My dear friend Anne Stewart Anderson’s recent award, and her description of the way she sees her work, proves that there is at least one other woman who believes that we artists and writers are even more important than usual, in this time of acute danger.
First, on the personal level: one of the great saving graces of the past thirty years has been the permission given in workshops to women to write their stories.
Inevitably, the old-time literary establishment began to kick up a fuss. Nearly all the published memoirs were by women, at the beginning of this movement, as nearly all the attendees at writing workshops were women. But the critics’ attempt to disqualify journal and memoir as somehow not “serious” went nowhere.

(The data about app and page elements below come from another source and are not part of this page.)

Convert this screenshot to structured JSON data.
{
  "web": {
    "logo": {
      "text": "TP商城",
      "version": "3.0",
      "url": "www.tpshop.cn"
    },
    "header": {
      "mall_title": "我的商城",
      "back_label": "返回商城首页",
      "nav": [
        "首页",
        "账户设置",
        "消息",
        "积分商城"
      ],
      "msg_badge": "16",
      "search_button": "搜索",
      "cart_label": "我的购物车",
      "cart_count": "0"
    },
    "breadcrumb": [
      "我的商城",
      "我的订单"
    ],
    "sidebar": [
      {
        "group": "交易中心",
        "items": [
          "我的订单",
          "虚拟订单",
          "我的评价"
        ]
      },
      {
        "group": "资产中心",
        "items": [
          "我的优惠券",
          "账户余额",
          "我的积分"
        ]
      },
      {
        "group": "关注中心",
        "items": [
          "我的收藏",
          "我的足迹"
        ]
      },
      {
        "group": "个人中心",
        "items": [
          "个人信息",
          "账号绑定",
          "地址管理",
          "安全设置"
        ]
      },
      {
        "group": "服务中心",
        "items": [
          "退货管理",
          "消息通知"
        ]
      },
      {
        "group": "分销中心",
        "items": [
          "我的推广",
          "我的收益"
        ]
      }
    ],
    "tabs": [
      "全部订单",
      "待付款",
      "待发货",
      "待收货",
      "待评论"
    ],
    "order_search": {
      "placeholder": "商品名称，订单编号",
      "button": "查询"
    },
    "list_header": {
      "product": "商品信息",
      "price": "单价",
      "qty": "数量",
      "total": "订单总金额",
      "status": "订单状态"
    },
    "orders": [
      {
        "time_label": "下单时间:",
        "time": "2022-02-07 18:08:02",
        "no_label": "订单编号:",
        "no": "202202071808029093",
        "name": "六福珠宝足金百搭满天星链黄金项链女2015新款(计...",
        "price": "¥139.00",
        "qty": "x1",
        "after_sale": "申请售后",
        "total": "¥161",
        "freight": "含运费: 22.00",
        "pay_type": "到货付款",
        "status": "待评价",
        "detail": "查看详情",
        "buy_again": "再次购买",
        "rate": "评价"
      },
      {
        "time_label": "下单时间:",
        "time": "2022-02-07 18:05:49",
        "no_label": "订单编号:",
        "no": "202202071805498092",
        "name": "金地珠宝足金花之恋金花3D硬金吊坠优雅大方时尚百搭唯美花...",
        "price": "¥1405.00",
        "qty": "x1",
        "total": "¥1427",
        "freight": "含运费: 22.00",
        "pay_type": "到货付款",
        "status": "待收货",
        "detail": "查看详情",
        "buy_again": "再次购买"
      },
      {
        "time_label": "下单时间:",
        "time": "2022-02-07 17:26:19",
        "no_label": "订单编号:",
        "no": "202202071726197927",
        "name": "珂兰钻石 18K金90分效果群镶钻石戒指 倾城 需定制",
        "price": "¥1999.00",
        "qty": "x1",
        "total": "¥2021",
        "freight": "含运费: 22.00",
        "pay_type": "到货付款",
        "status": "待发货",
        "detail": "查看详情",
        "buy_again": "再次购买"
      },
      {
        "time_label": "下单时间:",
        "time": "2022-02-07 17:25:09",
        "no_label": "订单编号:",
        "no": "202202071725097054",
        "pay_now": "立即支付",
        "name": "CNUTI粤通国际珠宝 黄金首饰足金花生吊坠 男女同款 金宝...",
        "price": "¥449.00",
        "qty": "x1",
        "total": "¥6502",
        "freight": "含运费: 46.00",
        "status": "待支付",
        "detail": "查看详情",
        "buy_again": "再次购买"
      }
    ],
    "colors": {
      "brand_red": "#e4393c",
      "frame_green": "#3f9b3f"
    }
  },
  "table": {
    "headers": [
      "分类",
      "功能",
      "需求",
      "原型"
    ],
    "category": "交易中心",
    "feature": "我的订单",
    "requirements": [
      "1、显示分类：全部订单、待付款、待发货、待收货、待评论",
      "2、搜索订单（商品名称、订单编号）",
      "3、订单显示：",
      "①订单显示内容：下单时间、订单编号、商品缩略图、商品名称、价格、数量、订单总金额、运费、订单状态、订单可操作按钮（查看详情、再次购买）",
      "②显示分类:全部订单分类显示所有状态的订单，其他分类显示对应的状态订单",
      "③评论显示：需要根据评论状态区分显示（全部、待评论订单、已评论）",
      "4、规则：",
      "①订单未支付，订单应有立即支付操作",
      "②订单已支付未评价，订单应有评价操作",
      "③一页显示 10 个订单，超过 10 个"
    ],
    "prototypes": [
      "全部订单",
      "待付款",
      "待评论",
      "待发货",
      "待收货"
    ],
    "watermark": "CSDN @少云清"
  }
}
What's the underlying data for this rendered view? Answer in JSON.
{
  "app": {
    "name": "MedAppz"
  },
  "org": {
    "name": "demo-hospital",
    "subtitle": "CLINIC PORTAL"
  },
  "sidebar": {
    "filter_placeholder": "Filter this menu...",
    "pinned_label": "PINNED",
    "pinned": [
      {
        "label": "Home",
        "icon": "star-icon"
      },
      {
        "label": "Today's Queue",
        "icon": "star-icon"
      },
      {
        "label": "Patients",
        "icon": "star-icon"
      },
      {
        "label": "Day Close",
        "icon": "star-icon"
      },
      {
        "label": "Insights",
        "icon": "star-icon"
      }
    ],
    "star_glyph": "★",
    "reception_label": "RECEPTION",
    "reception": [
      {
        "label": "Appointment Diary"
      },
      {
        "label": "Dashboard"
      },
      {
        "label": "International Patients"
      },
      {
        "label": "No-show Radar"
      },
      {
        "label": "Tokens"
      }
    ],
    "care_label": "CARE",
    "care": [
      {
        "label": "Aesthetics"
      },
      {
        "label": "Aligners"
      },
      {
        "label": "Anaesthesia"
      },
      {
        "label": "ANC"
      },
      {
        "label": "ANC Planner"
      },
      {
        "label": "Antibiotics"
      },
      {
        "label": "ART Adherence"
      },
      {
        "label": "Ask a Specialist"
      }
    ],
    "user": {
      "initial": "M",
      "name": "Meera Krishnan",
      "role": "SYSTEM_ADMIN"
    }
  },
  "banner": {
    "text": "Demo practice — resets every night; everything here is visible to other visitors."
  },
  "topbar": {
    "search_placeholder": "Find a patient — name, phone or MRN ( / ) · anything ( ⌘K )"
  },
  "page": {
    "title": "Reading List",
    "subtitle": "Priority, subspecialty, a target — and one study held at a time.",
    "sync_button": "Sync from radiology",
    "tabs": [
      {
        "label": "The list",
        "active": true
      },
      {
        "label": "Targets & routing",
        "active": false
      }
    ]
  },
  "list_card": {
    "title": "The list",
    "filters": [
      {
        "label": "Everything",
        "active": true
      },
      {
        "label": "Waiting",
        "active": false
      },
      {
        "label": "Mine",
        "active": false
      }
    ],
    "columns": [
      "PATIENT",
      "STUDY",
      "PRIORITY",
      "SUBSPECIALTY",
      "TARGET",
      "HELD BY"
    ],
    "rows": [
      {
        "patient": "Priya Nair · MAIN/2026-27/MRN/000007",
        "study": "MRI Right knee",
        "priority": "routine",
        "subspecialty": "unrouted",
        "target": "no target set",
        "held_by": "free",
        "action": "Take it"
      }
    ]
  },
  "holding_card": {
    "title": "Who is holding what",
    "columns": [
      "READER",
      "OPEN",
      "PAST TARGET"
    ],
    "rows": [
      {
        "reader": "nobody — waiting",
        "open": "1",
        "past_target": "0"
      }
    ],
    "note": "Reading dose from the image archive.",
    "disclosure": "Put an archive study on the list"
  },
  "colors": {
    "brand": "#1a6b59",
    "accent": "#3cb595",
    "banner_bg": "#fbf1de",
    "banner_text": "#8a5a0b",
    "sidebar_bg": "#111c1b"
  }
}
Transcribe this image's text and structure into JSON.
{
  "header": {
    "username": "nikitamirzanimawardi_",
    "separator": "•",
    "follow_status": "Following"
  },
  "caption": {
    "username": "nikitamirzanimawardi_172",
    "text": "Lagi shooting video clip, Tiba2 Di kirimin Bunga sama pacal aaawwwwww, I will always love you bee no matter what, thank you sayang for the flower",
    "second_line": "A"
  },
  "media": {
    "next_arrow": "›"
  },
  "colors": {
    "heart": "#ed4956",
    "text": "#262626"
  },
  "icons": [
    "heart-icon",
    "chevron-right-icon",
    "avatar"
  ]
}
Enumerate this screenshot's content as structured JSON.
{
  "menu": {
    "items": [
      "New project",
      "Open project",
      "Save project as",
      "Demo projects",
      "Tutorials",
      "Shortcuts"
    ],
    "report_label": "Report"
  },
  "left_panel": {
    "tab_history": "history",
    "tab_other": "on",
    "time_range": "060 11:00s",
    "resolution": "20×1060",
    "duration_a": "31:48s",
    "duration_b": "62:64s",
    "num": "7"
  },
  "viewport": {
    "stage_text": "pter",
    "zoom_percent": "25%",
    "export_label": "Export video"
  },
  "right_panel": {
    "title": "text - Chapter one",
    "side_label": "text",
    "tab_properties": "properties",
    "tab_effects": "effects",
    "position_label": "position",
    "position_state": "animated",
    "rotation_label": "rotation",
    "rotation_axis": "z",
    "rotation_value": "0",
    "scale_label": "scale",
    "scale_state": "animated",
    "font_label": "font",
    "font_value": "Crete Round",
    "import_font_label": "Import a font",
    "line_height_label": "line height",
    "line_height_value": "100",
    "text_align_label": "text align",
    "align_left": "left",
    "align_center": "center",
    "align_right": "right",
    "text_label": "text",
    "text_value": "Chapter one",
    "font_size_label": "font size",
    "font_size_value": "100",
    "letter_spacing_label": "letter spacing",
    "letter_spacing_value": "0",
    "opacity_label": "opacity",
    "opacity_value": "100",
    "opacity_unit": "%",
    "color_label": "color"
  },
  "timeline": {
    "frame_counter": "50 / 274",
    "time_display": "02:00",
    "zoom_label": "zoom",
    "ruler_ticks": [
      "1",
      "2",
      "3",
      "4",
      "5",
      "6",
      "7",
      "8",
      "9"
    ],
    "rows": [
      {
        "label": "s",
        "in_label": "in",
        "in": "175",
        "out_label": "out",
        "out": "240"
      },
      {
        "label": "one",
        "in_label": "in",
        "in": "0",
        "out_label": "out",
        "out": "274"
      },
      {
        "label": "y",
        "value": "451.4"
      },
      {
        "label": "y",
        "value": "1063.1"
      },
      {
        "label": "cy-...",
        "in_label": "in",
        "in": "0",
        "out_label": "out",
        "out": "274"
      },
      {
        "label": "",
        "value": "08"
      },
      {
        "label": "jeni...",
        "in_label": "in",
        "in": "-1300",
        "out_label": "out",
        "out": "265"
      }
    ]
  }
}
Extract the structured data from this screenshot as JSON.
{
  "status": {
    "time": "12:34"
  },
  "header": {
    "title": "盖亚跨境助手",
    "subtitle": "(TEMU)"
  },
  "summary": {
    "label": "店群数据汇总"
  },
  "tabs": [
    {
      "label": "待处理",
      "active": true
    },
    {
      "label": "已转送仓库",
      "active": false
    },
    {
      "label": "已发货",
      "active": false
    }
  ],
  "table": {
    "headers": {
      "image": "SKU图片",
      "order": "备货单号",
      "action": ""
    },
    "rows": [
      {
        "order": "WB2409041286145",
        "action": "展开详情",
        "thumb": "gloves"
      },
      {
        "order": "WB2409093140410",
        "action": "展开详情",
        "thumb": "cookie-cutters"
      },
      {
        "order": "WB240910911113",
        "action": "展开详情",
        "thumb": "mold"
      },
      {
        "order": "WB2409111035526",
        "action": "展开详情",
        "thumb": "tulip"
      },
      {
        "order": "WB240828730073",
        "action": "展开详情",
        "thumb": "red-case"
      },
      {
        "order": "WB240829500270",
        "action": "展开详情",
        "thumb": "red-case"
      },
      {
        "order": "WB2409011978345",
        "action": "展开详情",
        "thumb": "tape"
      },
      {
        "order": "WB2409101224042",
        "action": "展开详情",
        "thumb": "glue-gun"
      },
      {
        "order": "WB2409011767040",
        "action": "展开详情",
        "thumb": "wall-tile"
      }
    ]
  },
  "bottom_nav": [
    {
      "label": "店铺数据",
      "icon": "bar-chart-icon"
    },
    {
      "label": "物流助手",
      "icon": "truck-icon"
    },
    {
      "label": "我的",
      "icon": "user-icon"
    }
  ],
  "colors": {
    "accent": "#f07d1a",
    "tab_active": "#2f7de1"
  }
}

We simply have too many readers to be dismissed or ignored.
Then, expanding from the personal to the general, we have the strong coalitions of women forming around organizations like the National Museum of Women in the Arts in Washington, DC, sure to be the goal of pilgrimages during the Million Women March next January 21. Started by an individual woman with her largesse and her collection, it has expanded in four decades to include lively state branches—the one here in Santa Fe is especially vigorous—and a varied and fascinating collection as well as lectures, docent tours, and books.
The Georgia O’Keeffe Museum here in Santa Fe is another proof of the power of our enduring presence as artists, as well as the current exhibit, filling the entire Guggenheim Museum in New York City, of one hundred paintings by Agnes Martin.
We can’t know how many sorrowing women looked, last week, at a painting by a woman or read a poem by a woman and felt at least a little comforted. But the hope is there, and the courageous endurance. We have power, and we have vision, and we will prevail.